Determine how many lines of this material contain "verified". Give only the number.
►
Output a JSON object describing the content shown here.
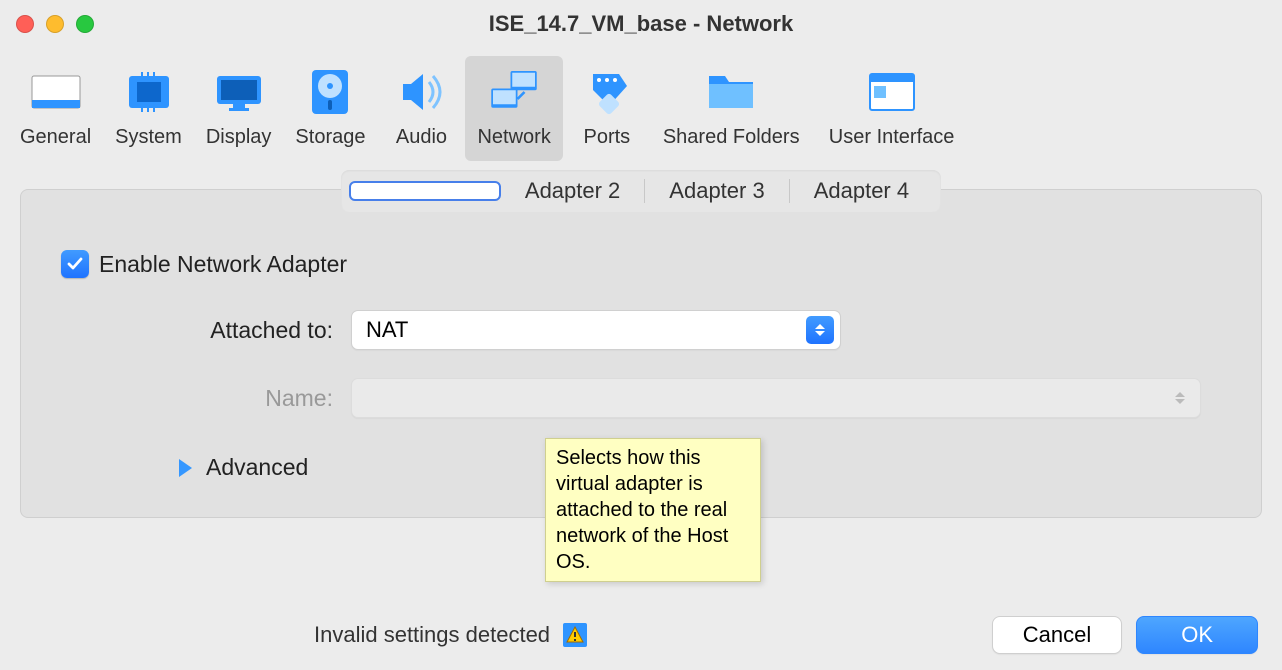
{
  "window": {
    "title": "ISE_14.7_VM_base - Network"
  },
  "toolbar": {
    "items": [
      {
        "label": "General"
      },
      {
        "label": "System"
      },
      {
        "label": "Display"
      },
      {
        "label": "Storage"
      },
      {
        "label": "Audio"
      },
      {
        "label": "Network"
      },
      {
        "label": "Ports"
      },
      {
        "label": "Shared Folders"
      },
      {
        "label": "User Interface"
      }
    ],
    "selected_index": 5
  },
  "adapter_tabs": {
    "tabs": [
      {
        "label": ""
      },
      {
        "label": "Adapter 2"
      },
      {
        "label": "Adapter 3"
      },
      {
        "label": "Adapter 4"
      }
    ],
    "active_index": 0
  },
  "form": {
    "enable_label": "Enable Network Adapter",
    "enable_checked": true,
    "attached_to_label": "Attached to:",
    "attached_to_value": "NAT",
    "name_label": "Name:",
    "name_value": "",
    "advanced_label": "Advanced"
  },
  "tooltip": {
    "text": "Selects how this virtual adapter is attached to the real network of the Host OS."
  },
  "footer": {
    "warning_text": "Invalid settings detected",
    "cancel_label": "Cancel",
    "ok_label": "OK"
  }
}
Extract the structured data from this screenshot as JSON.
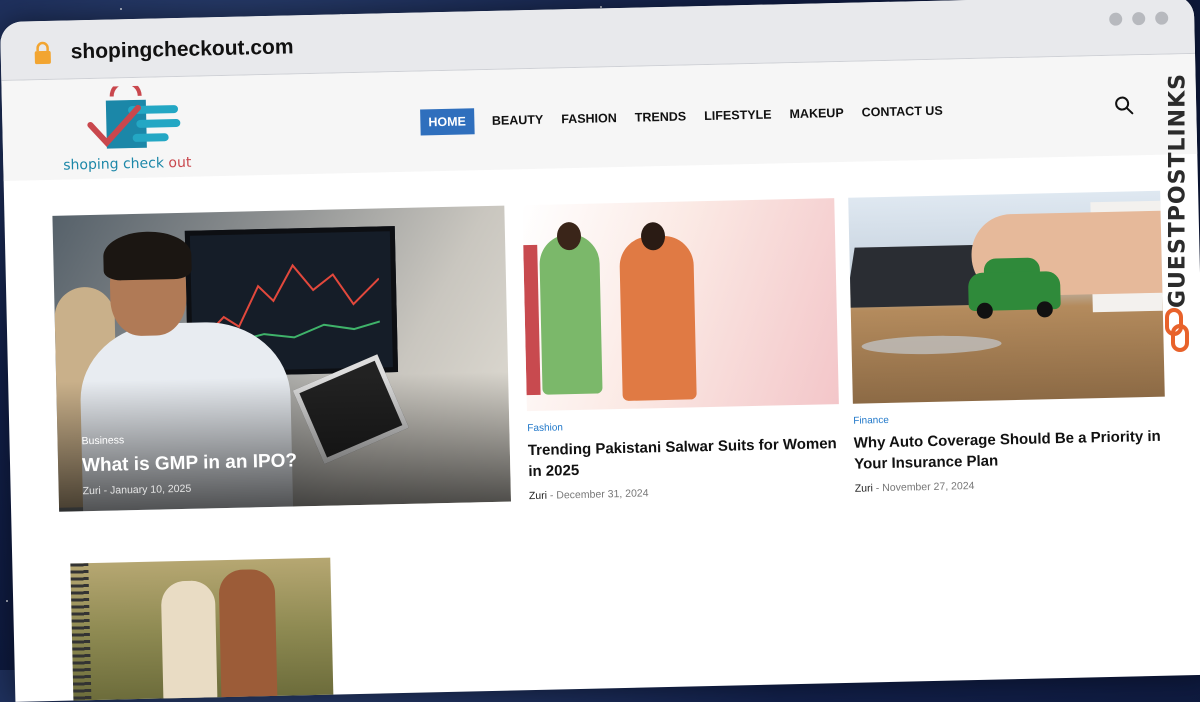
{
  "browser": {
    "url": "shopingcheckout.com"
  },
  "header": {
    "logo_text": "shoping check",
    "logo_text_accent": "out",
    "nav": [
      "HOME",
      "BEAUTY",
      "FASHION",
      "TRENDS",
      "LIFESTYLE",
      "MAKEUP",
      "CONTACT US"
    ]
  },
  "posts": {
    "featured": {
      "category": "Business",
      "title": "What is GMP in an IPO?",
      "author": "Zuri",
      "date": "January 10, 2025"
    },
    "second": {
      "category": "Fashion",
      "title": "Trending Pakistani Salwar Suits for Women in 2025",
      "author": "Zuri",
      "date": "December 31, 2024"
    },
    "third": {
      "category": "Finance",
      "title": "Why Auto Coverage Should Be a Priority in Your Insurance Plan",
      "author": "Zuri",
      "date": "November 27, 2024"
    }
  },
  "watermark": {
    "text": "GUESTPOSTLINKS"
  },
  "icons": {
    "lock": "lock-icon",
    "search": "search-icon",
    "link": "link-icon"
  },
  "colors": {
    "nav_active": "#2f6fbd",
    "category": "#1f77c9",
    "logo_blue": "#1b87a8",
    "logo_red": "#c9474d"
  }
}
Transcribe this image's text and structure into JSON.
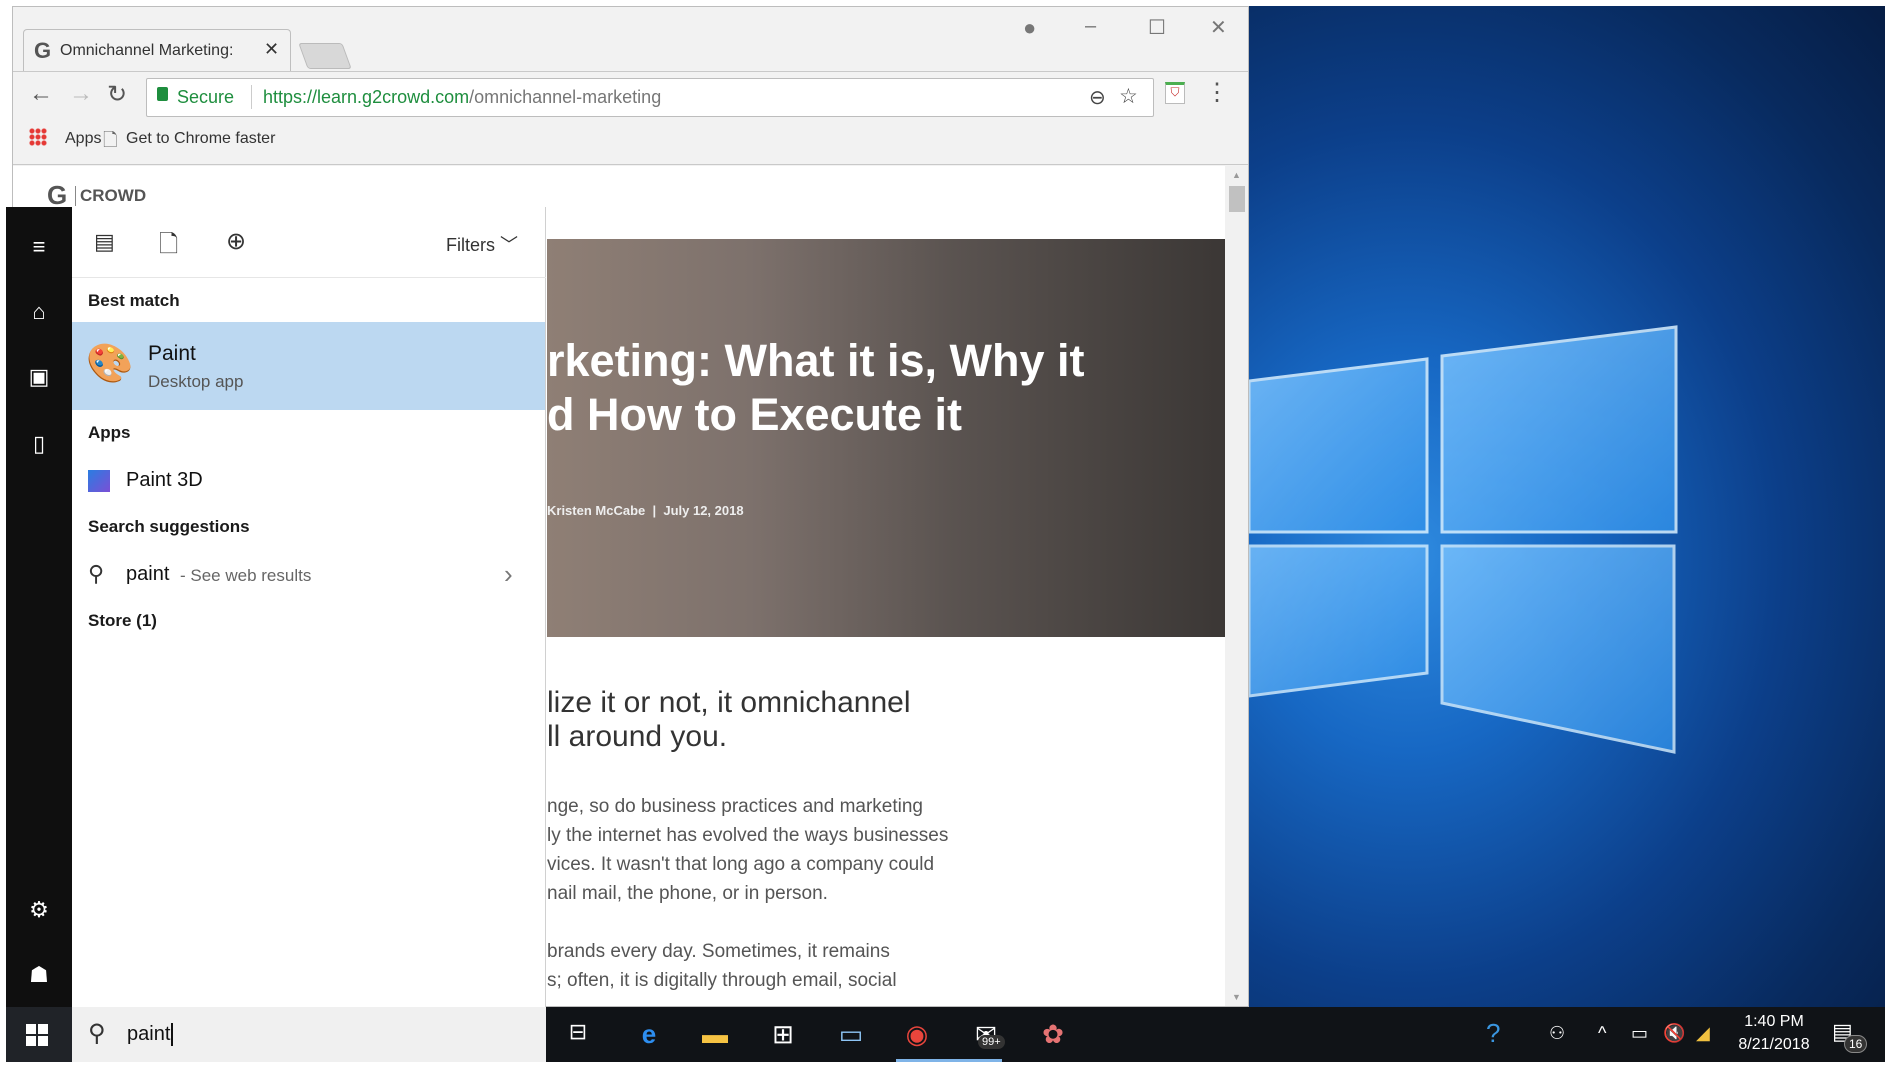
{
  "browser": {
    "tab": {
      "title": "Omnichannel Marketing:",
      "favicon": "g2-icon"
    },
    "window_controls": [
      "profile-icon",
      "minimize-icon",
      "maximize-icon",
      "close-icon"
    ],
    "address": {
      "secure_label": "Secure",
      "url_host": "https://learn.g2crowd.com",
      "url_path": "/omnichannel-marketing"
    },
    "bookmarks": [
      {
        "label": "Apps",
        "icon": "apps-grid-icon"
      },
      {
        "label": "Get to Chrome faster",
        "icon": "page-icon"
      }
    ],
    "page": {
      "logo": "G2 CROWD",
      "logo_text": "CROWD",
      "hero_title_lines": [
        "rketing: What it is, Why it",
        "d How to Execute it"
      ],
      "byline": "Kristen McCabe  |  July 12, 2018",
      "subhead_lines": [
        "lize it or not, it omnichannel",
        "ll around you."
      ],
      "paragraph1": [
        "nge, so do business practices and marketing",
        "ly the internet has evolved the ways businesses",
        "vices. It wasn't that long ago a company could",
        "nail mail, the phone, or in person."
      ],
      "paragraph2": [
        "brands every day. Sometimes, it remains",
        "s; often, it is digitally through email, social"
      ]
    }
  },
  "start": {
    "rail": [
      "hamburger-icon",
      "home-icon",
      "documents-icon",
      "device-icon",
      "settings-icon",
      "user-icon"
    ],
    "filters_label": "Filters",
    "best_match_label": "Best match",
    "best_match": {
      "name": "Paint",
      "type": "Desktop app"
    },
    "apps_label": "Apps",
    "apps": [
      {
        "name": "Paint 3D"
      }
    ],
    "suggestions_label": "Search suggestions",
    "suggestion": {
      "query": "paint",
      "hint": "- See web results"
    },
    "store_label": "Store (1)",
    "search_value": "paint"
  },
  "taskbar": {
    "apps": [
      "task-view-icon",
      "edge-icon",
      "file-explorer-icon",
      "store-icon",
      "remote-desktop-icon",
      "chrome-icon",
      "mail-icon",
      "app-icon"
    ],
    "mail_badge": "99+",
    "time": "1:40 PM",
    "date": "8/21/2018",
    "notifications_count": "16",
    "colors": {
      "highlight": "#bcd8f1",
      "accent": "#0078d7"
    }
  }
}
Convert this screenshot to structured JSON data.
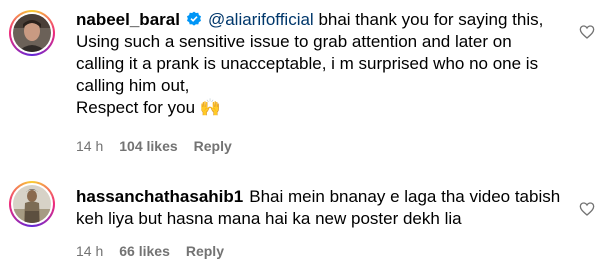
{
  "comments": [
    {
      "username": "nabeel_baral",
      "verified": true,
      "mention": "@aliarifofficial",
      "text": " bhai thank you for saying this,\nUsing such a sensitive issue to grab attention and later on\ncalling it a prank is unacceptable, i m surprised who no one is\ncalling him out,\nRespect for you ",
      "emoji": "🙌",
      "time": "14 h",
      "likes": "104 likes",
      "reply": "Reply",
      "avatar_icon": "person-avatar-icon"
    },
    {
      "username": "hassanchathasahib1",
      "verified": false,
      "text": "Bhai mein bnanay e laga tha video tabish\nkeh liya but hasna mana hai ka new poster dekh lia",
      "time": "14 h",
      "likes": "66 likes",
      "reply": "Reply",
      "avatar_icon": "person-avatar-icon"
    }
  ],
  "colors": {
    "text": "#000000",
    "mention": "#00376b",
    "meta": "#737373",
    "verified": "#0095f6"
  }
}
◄
• [PROBLEM SOLUTION] 3